Corruption features prominently in assessments of the governance, performance and capacity of South Africa’s public service. However, accounts of corruption too often fail to offer systematic appraisals of its occurrence within the diverse institutional makeup of the public service. This article seeks to address this gap by investigating the relationship between the level and type of corruption, and the institutional characteristics of government departments. Based on an original dataset which assembles published data on financial misconduct, staffing and budgetary information, the article examines whether the institutional makeup of national departments render some more susceptible to corruption than others. The findings highlight the multidimensional nature of corruption, indicating that departmental risk should not simply be judged on its cumulative or aggregate effect: how much corruption do departments sustain, but incorporate the proportional effect of corruption: how much does it matter? Indicators such as overall staff size, ratio of supervisory to non-supervisory staff and functional orientation are necessary but insufficient indicators of corruption risk, whilst budget size appears to have little bearing on increased risk; although there

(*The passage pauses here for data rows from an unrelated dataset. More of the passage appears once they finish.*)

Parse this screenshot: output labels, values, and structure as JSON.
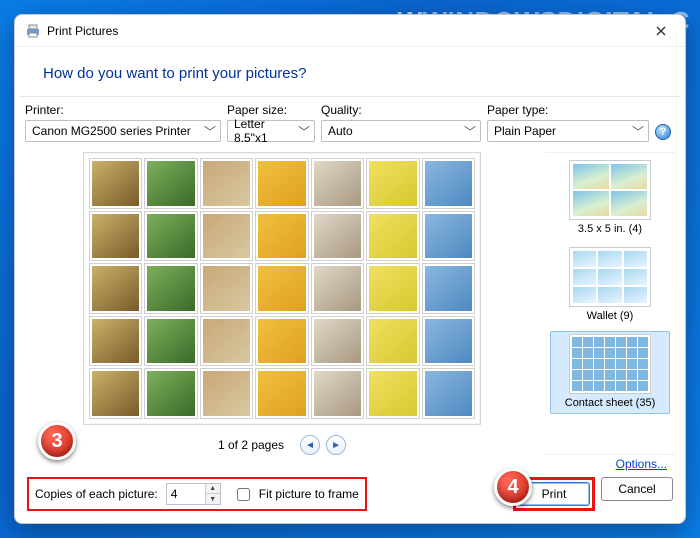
{
  "watermark": "WINDOWSDIGITAL.C",
  "dialog": {
    "title": "Print Pictures",
    "question": "How do you want to print your pictures?"
  },
  "controls": {
    "printer": {
      "label": "Printer:",
      "value": "Canon MG2500 series Printer"
    },
    "paper_size": {
      "label": "Paper size:",
      "value": "Letter 8.5\"x1"
    },
    "quality": {
      "label": "Quality:",
      "value": "Auto"
    },
    "paper_type": {
      "label": "Paper type:",
      "value": "Plain Paper"
    }
  },
  "pager": {
    "text": "1 of 2 pages"
  },
  "layouts": {
    "opt1": "3.5 x 5 in. (4)",
    "opt2": "Wallet (9)",
    "opt3": "Contact sheet (35)"
  },
  "bottom": {
    "copies_label": "Copies of each picture:",
    "copies_value": "4",
    "fit_label": "Fit picture to frame",
    "options_link": "Options...",
    "print": "Print",
    "cancel": "Cancel"
  },
  "annotations": {
    "b3": "3",
    "b4": "4"
  }
}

is more, though not unequivocal, reason to be concerned about departments with a higher percentage of their budgets allocated to goods and services spending.